There are also challenges on the supply side. For example, the design and marketing of modern energy cooking products in some instances may not be a good fit for women even though they are predominantly responsible for cooking and feeding families. There is a lack of end user financing available to make it possible for low-income customers to pay for items over a set period of time, due to the high costs and risks of extending and managing credit. The cost of last mile distribution can be high, especially in urban informal settlements and awareness on the benefits of clean cooking solutions is often lacking.

A more gender inclusive financial system, underpinned by an inclusive regulatory environment, is  key to breaking down the barriers. Studies show that providing low-income women with effective and affordable financial tools can empower them and contribute to poverty reduction. Financial inclusion will help women address the fundamental issue of accessing clean cooking solutions so they can feed their families without risking their health. More broadly, financial inclusion can also improve women’s ability to educate their children, start income generating activities and improve their homes.

Access to clean cooking as a first step to financial inclusion sets off a virtuous circle.
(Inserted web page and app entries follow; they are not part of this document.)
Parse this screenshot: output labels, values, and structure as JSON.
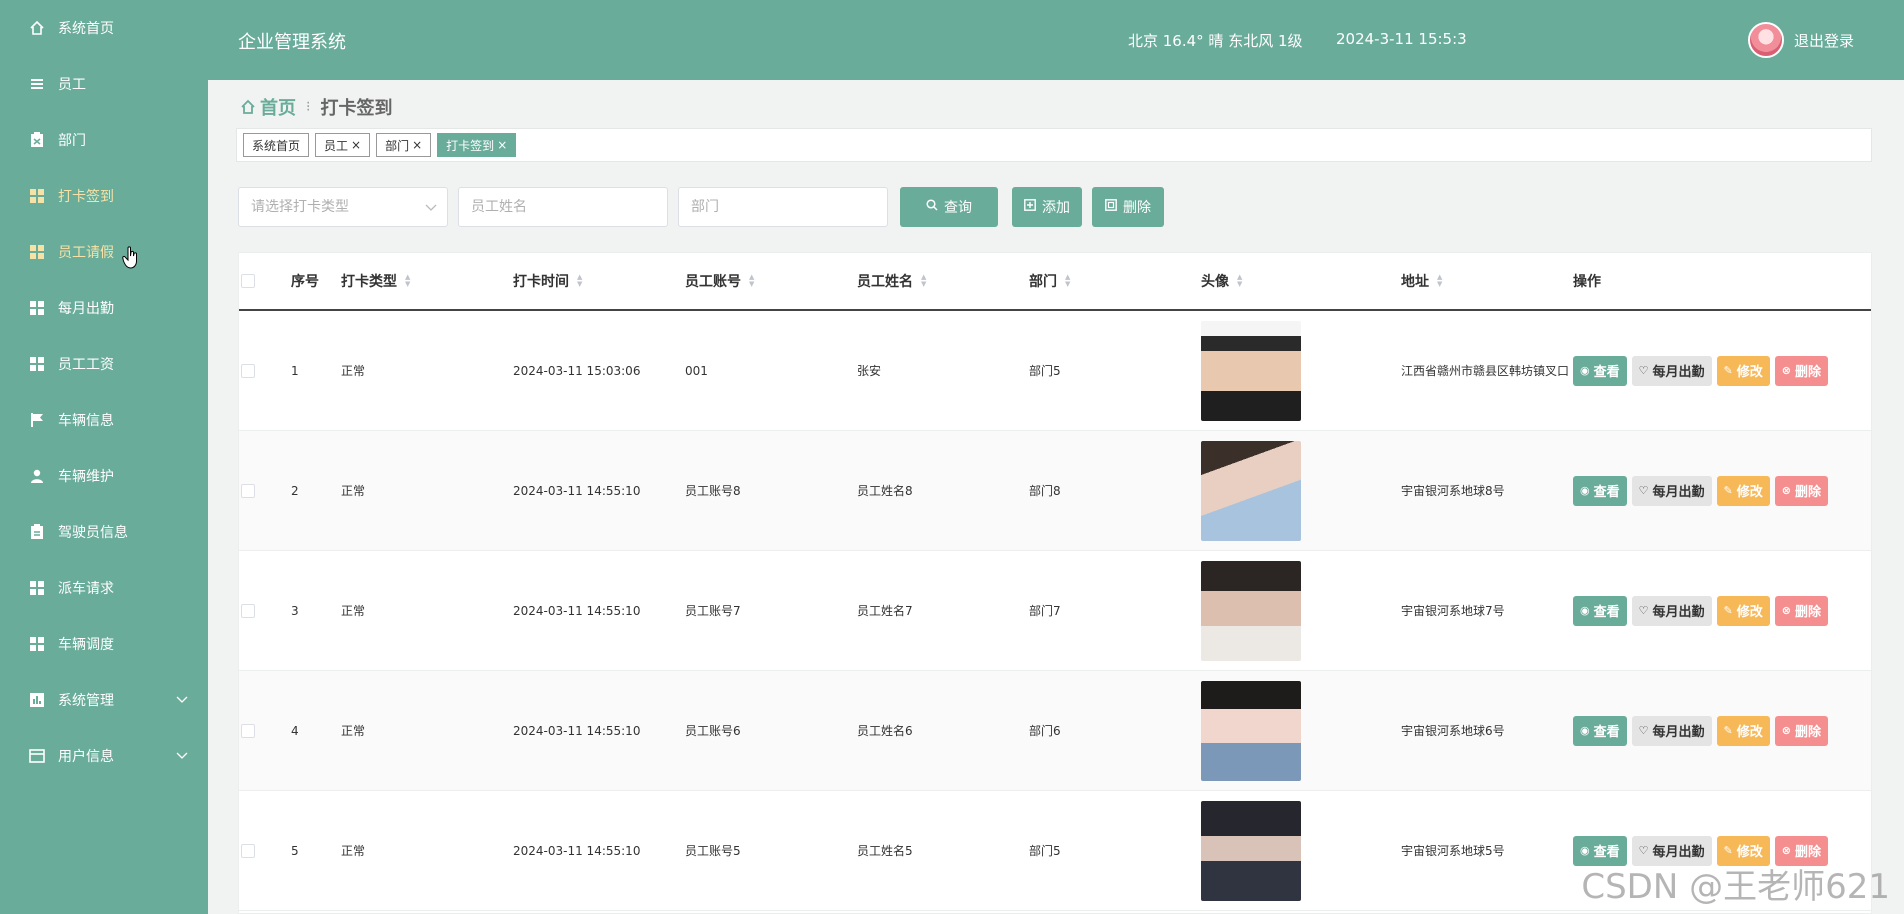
{
  "colors": {
    "primary": "#6aac9a",
    "active_menu": "#f6e2a6",
    "edit": "#f7b858",
    "delete": "#f58e8e",
    "monthly": "#e4e4e4"
  },
  "sidebar": {
    "items": [
      {
        "label": "系统首页",
        "icon": "home-icon"
      },
      {
        "label": "员工",
        "icon": "list-icon"
      },
      {
        "label": "部门",
        "icon": "clipboard-icon"
      },
      {
        "label": "打卡签到",
        "icon": "grid-icon"
      },
      {
        "label": "员工请假",
        "icon": "grid-icon"
      },
      {
        "label": "每月出勤",
        "icon": "grid-icon"
      },
      {
        "label": "员工工资",
        "icon": "grid-icon"
      },
      {
        "label": "车辆信息",
        "icon": "flag-icon"
      },
      {
        "label": "车辆维护",
        "icon": "user-icon"
      },
      {
        "label": "驾驶员信息",
        "icon": "clipboard-icon"
      },
      {
        "label": "派车请求",
        "icon": "grid-icon"
      },
      {
        "label": "车辆调度",
        "icon": "grid-icon"
      },
      {
        "label": "系统管理",
        "icon": "chart-icon"
      },
      {
        "label": "用户信息",
        "icon": "card-icon"
      }
    ]
  },
  "header": {
    "title": "企业管理系统",
    "weather": "北京  16.4°  晴  东北风  1级",
    "datetime": "2024-3-11 15:5:3",
    "logout": "退出登录"
  },
  "breadcrumb": {
    "home": "首页",
    "current": "打卡签到"
  },
  "tags": [
    {
      "label": "系统首页",
      "closable": false
    },
    {
      "label": "员工",
      "closable": true
    },
    {
      "label": "部门",
      "closable": true
    },
    {
      "label": "打卡签到",
      "closable": true
    }
  ],
  "filters": {
    "type_placeholder": "请选择打卡类型",
    "name_placeholder": "员工姓名",
    "dept_placeholder": "部门",
    "search": "查询",
    "add": "添加",
    "delete": "删除"
  },
  "table": {
    "columns": [
      "序号",
      "打卡类型",
      "打卡时间",
      "员工账号",
      "员工姓名",
      "部门",
      "头像",
      "地址",
      "操作"
    ],
    "actions": {
      "view": "查看",
      "monthly": "每月出勤",
      "edit": "修改",
      "delete": "删除"
    },
    "rows": [
      {
        "no": "1",
        "type": "正常",
        "time": "2024-03-11 15:03:06",
        "account": "001",
        "name": "张安",
        "dept": "部门5",
        "address": "江西省赣州市赣县区韩坊镇叉口"
      },
      {
        "no": "2",
        "type": "正常",
        "time": "2024-03-11 14:55:10",
        "account": "员工账号8",
        "name": "员工姓名8",
        "dept": "部门8",
        "address": "宇宙银河系地球8号"
      },
      {
        "no": "3",
        "type": "正常",
        "time": "2024-03-11 14:55:10",
        "account": "员工账号7",
        "name": "员工姓名7",
        "dept": "部门7",
        "address": "宇宙银河系地球7号"
      },
      {
        "no": "4",
        "type": "正常",
        "time": "2024-03-11 14:55:10",
        "account": "员工账号6",
        "name": "员工姓名6",
        "dept": "部门6",
        "address": "宇宙银河系地球6号"
      },
      {
        "no": "5",
        "type": "正常",
        "time": "2024-03-11 14:55:10",
        "account": "员工账号5",
        "name": "员工姓名5",
        "dept": "部门5",
        "address": "宇宙银河系地球5号"
      }
    ]
  },
  "watermark": "CSDN @王老师621"
}
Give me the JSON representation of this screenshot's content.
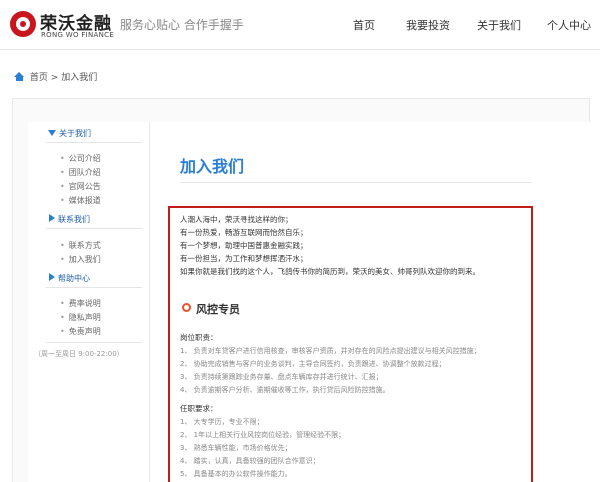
{
  "header": {
    "logo_cn": "荣沃金融",
    "logo_en": "RONG WO FINANCE",
    "slogan": "服务心贴心 合作手握手",
    "nav": [
      "首页",
      "我要投资",
      "关于我们",
      "个人中心"
    ]
  },
  "breadcrumb": {
    "home": "首页",
    "sep": ">",
    "current": "加入我们"
  },
  "sidebar": {
    "groups": [
      {
        "title": "关于我们",
        "expanded": true,
        "items": [
          "公司介绍",
          "团队介绍",
          "官网公告",
          "媒体报道"
        ]
      },
      {
        "title": "联系我们",
        "expanded": false,
        "items": [
          "联系方式",
          "加入我们"
        ]
      },
      {
        "title": "帮助中心",
        "expanded": false,
        "items": [
          "费率说明",
          "隐私声明",
          "免责声明"
        ]
      }
    ],
    "hours": "（周一至周日 9:00-22:00）"
  },
  "main": {
    "title": "加入我们",
    "intro": [
      "人潮人海中，荣沃寻找这样的你；",
      "有一份热爱，畅游互联网而怡然自乐；",
      "有一个梦想，助理中国普惠金融实践；",
      "有一份担当，为工作和梦想挥洒汗水；",
      "如果你就是我们找的这个人，飞鸽传书你的简历到，荣沃的美女、帅哥列队欢迎你的到来。"
    ],
    "position_title": "风控专员",
    "duties_heading": "岗位职责：",
    "duties": [
      "1、 负责对车贷客户进行信用核查，审核客户资质，并对存在的风险点提出建议与相关风控措施；",
      "2、 协助完成销售与客户的业务谈判，主导合同签约，负责跟进、协调整个放款过程；",
      "3、 负责持续第跟踪业务存量、盘点车辆库存并进行统计、汇报；",
      "4、 负责逾期客户分析、逾期催收等工作，执行贷后风险防控措施。"
    ],
    "requirements_heading": "任职要求：",
    "requirements": [
      "1、 大专学历，专业不限；",
      "2、 1年以上相关行业风控岗位经验，管理经验不限；",
      "3、 熟悉车辆性能，市场价格优先；",
      "4、 踏实，认真，具备较强的团队合作意识；",
      "5、 具备基本的办公软件操作能力。"
    ]
  }
}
Mercy Rose, Programme Lead at Energy 4 Impact says:

Modern cooking entails an ongoing fuel supply relationship between supplier and customer involving the collection of credit or interest instalments. As such, there is a mutually reinforcing, two-way relationship here which allows us to exploit the development of the modern cooking market in order to expand financial inclusion.

Through this innovative approach, Energy 4 Impact aims to lay the foundations for the growth of a more sustainable sector. It will do so by supporting four clean cooking companies or financial service providers to secure a foothold for their financial inclusion products. The focus will be on the markets of Sierra Leone and Rwanda where only 3.2% and 2.1% of the population respectively has access to clean fuels and technologies for cooking. The countries’ governments are also supportive of initiatives that facilitate access to modern cooking technologies, promote financial inclusion and enable private sector participation in the provision of these solutions.
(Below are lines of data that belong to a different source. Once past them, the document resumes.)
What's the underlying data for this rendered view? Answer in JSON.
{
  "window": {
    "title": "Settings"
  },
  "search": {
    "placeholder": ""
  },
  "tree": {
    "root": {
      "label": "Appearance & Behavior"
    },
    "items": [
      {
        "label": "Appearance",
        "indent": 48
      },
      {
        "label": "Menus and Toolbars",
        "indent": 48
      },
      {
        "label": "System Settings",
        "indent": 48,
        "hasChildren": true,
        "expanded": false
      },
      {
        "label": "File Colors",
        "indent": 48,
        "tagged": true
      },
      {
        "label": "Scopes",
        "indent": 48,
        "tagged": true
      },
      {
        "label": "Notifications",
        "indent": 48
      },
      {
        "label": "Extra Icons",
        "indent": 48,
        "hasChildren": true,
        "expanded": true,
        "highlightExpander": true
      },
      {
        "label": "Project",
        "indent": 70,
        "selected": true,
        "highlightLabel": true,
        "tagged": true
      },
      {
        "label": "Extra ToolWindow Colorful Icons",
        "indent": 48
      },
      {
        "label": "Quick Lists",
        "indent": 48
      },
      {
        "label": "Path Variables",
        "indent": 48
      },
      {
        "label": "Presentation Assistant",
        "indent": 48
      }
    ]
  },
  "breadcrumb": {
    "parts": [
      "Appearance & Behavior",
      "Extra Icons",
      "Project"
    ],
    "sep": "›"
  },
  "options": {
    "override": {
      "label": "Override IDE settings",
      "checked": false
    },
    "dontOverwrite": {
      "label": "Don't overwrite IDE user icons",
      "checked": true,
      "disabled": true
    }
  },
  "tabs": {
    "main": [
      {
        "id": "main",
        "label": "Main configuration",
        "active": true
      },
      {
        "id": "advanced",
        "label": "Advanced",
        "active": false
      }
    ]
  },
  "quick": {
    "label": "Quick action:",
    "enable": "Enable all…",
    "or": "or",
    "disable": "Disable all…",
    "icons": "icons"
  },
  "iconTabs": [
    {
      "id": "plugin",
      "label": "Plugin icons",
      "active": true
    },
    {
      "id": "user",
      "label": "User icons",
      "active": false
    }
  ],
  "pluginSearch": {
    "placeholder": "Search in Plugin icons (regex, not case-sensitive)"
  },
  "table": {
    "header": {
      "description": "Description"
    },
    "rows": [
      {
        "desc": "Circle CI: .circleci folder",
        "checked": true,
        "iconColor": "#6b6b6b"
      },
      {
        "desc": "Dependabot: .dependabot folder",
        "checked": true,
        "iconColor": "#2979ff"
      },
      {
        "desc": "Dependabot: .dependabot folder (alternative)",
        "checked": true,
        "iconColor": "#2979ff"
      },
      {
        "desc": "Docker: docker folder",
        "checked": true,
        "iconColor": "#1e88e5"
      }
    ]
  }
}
Working at every level of the clean cooking value chain, Energy 4 Impact will seek to create ideal conditions for the success of these solutions through private sector grant support, tailored technical advisory to companies, capacity building with key market actors, and awareness raising with target customers. Energy 4 Impact will also generate the knowledge, data and evidence needed to enable and motivate local public and private stakeholders to support women’s financial inclusion.

After three years, it is expected that 8,000 will have a clean cooking product in their home, which they have accessed through financial inclusion, with 30% of these women going on to access additional financial services. 2,000 women will be trained on business skills and income generating opportunities with mentoring offered to at least 400 women starting their own small businesses.

The FICCARS programme will draw upon Energy 4 Impact’s and Mercy Corps’ extensive experience in promoting financial inclusion for low-income participants across sub-Saharan Africa, empowering women and supporting clean cooking companies to test their business models and scale their operations. Energy 4 Impact will also bring their experience of encouraging lending to micro enterprises, including training financial institutions to improve their knowledge of energy sector lending and helping micro-enterprises to secure loans, which have been used to finance equipment purchases, expand inventory, and extend end-user credit.

Mercy Rose, Programme Lead says:

At present, we are implementing two complementary programmes in Sierra Leone and Rwanda, where we work with local governments, the private sector and local communities to improve access to clean cooking for the urban poor. We aim to leverage the knowledge derived from these ongoing programmes and the expertise of our local teams to increase the audience for activities, ensure efficient use of resources, and tap into established knowledge and networks, thereby maximising our impact.